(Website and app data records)
►

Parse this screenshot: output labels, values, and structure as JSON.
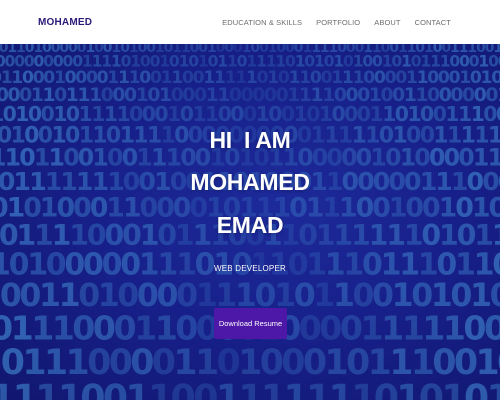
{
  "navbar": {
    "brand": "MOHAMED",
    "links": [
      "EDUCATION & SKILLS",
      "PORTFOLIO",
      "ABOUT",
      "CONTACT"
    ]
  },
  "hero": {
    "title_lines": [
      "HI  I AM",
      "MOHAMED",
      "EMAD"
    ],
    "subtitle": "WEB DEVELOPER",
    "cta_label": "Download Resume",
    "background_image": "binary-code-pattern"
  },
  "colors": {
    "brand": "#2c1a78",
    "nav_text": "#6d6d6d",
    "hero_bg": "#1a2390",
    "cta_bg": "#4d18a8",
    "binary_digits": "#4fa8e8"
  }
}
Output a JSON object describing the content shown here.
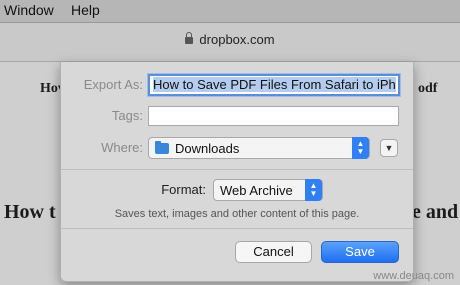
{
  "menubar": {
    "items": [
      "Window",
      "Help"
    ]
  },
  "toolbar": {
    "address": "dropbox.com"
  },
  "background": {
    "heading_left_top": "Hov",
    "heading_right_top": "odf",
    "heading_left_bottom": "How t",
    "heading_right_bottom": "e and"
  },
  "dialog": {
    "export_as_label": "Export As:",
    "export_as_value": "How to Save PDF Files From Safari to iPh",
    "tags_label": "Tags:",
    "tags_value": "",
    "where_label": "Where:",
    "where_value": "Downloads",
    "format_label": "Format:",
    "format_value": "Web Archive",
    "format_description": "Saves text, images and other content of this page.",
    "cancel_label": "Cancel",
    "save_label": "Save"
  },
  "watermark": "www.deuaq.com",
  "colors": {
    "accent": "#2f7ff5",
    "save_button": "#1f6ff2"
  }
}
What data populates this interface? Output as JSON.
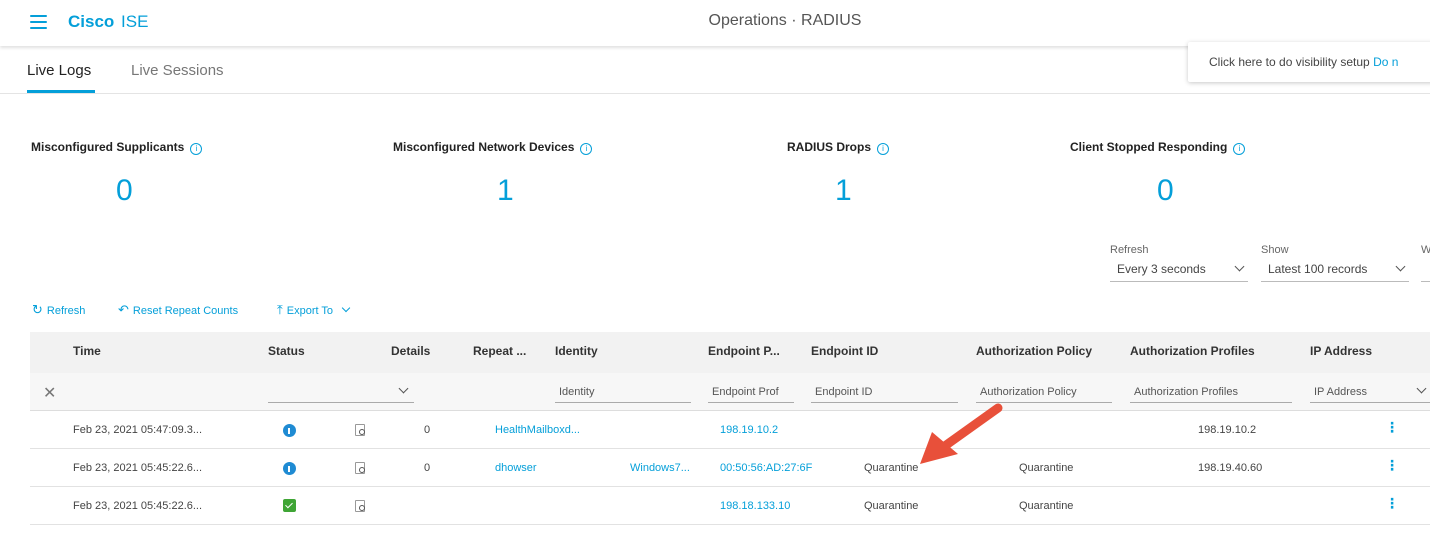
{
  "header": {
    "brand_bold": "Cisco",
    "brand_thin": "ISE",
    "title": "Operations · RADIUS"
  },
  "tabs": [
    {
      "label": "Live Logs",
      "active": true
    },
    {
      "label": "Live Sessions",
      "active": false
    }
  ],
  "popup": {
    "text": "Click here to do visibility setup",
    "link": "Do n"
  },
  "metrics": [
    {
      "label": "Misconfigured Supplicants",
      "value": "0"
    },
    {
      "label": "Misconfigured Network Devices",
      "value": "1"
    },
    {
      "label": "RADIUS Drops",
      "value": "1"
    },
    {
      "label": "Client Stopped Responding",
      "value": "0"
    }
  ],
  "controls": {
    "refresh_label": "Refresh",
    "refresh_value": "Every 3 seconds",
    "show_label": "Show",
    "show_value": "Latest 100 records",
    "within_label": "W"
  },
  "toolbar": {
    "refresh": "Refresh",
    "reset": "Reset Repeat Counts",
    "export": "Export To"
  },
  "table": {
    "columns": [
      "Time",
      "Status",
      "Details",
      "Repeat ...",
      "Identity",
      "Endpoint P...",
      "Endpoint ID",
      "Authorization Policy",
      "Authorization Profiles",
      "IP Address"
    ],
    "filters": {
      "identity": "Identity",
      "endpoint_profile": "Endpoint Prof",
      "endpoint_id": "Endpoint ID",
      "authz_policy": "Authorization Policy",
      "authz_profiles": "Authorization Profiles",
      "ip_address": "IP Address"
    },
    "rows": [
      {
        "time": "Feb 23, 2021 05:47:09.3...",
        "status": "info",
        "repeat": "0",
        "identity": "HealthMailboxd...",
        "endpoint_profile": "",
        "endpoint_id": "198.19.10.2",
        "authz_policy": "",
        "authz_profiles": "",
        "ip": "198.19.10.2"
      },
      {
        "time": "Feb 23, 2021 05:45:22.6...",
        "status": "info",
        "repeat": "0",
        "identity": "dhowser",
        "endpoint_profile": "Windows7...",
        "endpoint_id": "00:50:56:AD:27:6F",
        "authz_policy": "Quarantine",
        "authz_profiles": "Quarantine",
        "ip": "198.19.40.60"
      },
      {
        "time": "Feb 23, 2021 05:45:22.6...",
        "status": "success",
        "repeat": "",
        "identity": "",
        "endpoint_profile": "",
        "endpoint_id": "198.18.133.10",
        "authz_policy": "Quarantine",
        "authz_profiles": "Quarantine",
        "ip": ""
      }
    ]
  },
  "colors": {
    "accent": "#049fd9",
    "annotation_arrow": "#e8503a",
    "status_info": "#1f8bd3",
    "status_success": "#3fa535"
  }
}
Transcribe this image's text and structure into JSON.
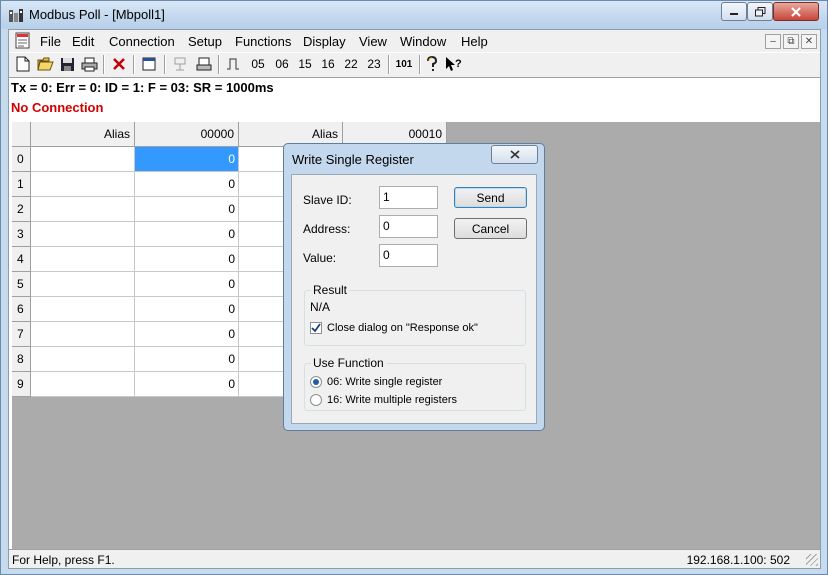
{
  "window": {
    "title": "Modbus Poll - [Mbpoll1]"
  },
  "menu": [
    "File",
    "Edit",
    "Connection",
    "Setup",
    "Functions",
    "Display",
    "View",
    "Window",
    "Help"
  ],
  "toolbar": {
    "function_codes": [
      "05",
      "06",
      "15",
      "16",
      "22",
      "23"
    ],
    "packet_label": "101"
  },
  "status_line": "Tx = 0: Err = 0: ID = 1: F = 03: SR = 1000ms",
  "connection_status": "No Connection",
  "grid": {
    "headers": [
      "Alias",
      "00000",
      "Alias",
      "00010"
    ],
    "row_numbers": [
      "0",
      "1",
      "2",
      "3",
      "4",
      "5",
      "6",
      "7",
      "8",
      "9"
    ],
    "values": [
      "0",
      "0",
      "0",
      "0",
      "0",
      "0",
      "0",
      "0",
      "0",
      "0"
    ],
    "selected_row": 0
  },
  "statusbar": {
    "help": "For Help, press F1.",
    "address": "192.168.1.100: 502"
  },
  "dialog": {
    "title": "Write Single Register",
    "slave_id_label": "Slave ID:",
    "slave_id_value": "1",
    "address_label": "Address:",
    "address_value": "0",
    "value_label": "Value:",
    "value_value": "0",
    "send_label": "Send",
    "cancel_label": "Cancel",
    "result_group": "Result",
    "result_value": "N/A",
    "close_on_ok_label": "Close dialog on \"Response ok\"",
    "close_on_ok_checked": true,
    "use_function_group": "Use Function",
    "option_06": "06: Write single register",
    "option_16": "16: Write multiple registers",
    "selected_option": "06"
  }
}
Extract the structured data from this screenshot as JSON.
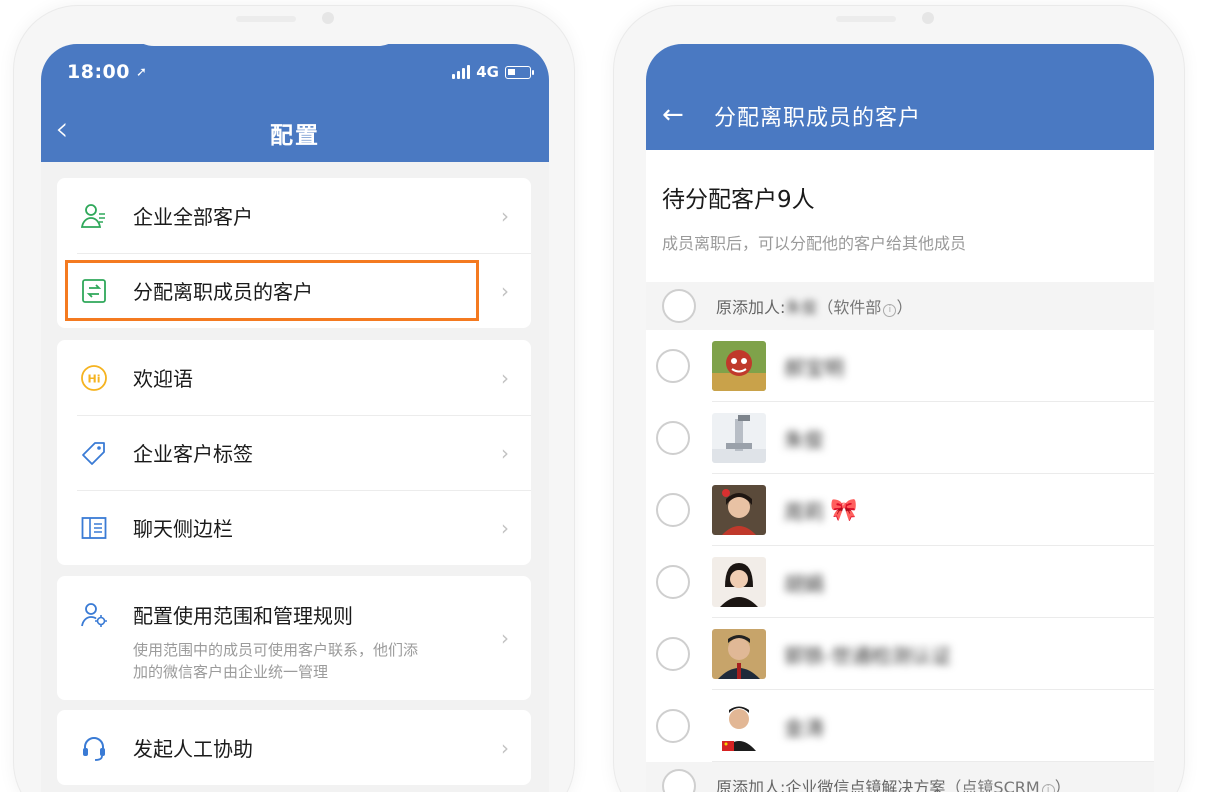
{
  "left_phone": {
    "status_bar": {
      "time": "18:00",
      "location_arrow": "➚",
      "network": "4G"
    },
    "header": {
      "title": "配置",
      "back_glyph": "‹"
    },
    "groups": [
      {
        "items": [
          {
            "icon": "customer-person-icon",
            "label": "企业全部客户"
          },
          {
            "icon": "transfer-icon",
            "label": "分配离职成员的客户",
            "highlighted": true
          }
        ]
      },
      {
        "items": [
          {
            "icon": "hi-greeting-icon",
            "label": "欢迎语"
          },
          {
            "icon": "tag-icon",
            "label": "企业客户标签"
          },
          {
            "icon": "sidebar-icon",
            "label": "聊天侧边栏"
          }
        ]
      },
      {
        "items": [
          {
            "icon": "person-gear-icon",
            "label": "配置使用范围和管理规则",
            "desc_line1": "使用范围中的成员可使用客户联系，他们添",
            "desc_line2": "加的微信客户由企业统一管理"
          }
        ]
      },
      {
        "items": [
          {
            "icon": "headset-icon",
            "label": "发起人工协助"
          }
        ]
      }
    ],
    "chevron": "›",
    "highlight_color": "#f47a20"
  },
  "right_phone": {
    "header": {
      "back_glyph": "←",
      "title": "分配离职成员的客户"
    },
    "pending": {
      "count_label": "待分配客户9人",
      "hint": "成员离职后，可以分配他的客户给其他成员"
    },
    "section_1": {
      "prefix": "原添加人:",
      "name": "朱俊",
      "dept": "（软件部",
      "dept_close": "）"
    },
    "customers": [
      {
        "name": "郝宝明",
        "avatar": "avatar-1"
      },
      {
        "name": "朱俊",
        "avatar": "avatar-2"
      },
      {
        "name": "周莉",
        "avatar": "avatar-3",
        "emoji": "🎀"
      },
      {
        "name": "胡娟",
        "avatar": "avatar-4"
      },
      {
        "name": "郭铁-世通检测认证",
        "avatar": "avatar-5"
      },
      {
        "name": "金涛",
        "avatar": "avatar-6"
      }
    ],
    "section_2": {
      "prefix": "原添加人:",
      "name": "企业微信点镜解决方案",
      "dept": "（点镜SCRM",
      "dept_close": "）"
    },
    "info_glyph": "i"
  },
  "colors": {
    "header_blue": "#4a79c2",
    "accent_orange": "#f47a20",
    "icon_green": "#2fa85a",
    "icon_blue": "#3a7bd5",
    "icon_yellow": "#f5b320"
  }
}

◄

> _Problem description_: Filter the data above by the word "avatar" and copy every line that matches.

> _Completed exercise_:
        "avatar": "avatar-1"
        "avatar": "avatar-2"
        "avatar": "avatar-3",
        "avatar": "avatar-4"
        "avatar": "avatar-5"
        "avatar": "avatar-6"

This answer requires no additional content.